by Claire Holden Rothman

Three narrative threads jostle for space in My October, Claire Holden Rothman’s first novel since The Heart Specialist, which was longlisted for the 2009 Scotiabank Giller Prize. The first recalls the turbulent events of October 1970 in Quebec, during which the FLQ held a British diplomat hostage for 59 days. Another strand operates on a meta level, dwelling on language, the writing life, and the act of translation, which, within the French-English divide, is both a bridge and a betrayal. (It’s here that Rothman, also a translator, is at her most reflective.) The third, and main, storyline involves a family (melo)drama of a failing marriage.

All three plotlines intersect when, in October 2001, 14-year-old Hugo brings a vintage gun to school, to the shock of his father, Luc Lévesque, a writer and icon of Quebec nationalism, and his mother, Hannah, the dutiful translator of her husband’s work. Both parents have personal connections to the events of 1970.
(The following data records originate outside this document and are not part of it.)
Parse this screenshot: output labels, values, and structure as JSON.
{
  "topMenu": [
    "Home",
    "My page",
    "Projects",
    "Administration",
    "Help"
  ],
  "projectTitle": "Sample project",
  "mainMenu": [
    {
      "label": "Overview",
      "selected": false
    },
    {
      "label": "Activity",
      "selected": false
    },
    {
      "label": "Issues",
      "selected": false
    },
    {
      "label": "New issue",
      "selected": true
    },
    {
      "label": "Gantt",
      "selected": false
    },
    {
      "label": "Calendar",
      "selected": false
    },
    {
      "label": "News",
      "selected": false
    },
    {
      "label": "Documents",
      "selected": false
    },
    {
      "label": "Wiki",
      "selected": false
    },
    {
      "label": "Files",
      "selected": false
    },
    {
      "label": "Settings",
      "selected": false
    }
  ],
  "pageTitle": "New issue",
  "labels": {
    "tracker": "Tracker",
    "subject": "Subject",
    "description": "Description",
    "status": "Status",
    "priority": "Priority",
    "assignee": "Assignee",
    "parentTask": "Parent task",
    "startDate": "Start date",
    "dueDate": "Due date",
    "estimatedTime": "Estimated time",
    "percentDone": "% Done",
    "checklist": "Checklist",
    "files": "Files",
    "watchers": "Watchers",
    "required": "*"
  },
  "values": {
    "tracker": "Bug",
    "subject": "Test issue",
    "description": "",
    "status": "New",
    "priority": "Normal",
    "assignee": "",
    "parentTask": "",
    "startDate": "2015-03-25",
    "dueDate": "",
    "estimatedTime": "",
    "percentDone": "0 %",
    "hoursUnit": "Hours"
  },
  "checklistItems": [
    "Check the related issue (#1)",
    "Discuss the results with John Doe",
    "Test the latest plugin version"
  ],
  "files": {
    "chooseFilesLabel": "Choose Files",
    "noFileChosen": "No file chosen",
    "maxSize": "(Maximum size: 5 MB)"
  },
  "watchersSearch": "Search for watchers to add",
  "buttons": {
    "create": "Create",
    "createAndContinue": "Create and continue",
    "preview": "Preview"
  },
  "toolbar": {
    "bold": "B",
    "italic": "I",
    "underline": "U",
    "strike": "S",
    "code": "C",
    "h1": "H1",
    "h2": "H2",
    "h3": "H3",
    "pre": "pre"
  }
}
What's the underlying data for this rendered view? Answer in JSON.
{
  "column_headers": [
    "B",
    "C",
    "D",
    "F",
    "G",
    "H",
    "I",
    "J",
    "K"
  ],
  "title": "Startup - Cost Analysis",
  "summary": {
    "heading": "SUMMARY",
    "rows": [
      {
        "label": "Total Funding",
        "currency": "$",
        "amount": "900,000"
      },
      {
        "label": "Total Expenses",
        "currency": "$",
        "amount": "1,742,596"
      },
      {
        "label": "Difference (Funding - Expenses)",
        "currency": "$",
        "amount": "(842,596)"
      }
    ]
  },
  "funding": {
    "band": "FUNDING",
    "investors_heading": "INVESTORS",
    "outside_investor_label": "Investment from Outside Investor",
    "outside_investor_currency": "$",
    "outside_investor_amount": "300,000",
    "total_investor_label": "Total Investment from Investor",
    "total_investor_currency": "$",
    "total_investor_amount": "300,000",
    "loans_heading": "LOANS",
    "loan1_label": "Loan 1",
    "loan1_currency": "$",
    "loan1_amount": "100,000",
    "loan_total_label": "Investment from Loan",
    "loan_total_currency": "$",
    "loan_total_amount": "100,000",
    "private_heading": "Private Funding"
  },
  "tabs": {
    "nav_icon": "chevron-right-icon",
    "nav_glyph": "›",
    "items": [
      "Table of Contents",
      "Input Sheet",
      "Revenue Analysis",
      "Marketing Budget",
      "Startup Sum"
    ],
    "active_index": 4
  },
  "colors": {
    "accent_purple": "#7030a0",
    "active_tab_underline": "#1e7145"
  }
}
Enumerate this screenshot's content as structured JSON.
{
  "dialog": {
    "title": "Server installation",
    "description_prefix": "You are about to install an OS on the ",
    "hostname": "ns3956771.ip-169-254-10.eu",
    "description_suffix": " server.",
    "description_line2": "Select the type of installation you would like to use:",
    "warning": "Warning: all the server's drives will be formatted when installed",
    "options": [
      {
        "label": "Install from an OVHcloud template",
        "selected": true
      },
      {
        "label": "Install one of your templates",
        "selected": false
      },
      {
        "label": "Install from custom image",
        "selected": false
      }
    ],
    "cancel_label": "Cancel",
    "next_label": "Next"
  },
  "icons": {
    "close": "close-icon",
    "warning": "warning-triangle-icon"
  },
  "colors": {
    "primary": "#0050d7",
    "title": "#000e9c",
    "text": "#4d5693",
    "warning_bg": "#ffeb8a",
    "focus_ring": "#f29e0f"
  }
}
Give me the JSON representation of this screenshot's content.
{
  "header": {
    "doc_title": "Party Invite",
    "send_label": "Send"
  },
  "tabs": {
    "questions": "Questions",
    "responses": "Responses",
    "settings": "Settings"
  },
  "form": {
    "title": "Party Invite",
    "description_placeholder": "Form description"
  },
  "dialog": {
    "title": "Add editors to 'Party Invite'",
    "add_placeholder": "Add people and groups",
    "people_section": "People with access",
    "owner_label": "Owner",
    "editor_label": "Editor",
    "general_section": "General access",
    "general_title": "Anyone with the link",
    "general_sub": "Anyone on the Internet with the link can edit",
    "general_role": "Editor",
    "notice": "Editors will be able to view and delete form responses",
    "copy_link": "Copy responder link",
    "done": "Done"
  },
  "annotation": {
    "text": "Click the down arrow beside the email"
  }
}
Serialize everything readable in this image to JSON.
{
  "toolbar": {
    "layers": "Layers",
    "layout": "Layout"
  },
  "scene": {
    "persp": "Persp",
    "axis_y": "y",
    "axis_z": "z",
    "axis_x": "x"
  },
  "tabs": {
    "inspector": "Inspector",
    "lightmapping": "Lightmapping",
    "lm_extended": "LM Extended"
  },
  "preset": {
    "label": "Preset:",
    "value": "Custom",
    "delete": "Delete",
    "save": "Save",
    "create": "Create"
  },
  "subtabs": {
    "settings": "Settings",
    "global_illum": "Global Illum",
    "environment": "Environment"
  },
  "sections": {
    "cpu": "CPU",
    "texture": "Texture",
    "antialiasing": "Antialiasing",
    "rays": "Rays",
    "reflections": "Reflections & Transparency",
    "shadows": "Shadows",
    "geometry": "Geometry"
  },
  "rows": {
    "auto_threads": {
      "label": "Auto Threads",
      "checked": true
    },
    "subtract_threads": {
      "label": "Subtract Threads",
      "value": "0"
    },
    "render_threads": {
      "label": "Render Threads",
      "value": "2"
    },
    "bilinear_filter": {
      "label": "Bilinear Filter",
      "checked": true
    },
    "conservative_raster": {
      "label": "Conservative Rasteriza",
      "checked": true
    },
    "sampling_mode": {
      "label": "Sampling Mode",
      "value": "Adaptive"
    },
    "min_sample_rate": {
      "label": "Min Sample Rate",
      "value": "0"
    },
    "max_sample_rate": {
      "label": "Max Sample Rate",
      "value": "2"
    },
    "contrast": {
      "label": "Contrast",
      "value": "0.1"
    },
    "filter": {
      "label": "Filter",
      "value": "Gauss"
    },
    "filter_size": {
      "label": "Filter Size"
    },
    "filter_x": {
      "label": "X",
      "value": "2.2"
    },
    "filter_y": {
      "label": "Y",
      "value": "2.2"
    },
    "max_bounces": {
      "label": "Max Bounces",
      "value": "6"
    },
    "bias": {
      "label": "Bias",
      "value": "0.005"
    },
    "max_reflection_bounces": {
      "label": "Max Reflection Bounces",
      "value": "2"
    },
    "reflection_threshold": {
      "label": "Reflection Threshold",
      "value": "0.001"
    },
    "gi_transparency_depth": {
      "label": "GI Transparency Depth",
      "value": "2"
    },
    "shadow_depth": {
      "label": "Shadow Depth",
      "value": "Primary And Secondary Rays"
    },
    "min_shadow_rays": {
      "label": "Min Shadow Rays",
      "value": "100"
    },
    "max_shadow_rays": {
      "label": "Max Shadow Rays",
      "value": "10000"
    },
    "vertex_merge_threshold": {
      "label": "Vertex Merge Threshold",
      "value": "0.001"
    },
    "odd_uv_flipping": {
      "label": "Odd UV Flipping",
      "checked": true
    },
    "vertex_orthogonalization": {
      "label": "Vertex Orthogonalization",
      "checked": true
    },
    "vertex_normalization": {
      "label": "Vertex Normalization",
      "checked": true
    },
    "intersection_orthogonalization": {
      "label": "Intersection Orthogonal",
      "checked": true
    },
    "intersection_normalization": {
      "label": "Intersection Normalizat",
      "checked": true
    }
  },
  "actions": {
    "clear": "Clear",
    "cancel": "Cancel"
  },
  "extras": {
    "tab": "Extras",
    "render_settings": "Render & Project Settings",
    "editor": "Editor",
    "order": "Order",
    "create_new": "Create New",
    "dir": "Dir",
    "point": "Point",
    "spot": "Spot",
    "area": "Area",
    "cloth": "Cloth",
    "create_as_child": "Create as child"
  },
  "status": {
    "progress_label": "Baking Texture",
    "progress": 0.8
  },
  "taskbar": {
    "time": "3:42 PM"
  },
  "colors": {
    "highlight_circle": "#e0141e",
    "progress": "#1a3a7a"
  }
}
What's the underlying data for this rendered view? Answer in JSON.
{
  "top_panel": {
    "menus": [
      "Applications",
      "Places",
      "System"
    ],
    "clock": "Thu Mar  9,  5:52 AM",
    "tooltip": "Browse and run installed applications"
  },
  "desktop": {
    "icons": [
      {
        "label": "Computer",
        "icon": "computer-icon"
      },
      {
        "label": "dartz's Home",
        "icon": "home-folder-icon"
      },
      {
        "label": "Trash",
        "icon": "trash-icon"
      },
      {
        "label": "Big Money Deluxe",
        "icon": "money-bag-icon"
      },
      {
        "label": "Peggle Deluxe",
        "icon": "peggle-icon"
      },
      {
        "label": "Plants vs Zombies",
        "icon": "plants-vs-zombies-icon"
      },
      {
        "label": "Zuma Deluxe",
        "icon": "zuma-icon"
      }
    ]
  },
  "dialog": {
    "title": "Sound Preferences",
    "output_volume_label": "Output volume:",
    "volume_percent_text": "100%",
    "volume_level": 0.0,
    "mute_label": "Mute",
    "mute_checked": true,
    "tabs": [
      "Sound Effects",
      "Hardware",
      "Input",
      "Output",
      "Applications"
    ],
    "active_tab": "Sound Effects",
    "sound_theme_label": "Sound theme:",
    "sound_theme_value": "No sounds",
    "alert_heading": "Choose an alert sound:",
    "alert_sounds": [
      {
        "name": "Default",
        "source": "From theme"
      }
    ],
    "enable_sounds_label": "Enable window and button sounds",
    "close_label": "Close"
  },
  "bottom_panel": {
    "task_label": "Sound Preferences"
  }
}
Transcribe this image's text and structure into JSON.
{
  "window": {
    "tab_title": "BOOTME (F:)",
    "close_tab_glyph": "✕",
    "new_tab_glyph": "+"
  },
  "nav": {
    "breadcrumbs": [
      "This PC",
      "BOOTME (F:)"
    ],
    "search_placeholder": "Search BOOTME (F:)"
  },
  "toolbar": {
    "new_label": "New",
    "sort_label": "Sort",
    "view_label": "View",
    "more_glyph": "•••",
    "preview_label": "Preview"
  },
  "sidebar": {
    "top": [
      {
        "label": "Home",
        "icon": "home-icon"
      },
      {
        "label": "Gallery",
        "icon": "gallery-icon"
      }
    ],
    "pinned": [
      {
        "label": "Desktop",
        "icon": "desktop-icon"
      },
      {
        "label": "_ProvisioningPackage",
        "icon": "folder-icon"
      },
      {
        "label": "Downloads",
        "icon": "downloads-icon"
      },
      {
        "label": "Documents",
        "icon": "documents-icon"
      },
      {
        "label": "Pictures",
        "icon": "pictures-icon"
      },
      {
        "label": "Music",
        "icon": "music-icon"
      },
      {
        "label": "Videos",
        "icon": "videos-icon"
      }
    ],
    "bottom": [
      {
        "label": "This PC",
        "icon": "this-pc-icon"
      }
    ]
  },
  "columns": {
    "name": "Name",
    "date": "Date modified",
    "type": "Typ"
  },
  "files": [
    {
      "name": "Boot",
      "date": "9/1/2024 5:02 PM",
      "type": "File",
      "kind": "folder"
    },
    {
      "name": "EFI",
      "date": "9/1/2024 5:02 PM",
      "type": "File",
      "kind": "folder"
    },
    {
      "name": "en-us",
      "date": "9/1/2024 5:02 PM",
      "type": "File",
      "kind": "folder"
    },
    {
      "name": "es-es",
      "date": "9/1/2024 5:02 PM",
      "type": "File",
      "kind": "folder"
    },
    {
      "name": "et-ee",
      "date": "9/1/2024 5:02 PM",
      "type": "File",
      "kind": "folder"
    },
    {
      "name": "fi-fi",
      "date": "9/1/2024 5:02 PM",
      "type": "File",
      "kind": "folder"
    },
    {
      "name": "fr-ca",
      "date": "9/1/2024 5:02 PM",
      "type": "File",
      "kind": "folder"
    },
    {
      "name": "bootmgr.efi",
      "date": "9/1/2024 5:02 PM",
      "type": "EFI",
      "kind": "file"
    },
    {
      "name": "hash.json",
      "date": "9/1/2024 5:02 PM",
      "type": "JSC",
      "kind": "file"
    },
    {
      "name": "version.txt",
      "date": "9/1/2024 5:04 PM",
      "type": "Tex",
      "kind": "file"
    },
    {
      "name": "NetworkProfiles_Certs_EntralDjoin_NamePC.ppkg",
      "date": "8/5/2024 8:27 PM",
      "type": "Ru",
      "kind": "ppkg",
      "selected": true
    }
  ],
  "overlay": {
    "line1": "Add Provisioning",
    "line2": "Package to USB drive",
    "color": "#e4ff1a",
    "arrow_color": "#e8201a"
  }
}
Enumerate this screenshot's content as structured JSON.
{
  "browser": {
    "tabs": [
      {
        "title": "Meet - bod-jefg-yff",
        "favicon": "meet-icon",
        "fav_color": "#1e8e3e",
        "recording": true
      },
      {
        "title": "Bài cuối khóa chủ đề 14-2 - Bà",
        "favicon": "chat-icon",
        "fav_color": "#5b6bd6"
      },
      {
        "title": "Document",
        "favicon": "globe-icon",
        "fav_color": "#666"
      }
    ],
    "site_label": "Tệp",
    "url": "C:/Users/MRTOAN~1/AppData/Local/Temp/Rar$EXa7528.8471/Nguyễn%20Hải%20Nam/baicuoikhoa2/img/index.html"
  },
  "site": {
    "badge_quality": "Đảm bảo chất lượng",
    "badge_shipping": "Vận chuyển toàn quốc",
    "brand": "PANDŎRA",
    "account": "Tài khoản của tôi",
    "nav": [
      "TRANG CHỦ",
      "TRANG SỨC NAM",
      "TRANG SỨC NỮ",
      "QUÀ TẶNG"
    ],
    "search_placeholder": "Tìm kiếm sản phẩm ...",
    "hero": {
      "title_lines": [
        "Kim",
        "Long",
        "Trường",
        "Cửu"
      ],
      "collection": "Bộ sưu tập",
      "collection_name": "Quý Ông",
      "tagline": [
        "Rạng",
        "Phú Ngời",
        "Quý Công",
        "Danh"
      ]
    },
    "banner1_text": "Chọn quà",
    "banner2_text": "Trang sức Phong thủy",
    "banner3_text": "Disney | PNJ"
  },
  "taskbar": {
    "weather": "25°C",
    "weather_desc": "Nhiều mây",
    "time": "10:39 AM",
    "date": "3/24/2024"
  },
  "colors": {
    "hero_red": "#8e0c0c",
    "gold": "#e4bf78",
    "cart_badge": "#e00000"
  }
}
The rule of three carries over to the novel’s structure, divided into three main parts that toggle uncomfortably among the inner workings of father, son, and mother. But while form and content align, the latter suffers from a tendency to overplot and, as the title suggests, a desire to graft a family story onto a particularly nasty chapter in Canadian history.

There’s no compelling reason for this story to unfold in October 2001, except to make (admittedly sharp) references to violent versus non-violent resistance within Quebec and in the immediate wake of the 9/11 attacks. But it’s the personal, not the political, that suffers most. Too much internal struggle rests on Hugo’s underdeveloped shoulders to lend the novel serious resonance. Rothman also stops short of convincing us that Hugo’s parents have ever been a loving couple. Luc is abrasive – a fantasy of the French intellectual as horny curmudgeon – while Hannah’s long-suffering-wife goodness borders on the Victorian.

The somewhat happy ending is not only unearned (and glossed over) but so Hollywood that it makes awakening the ghosts of Quebec’s past feel more like a violation than a literary intervention.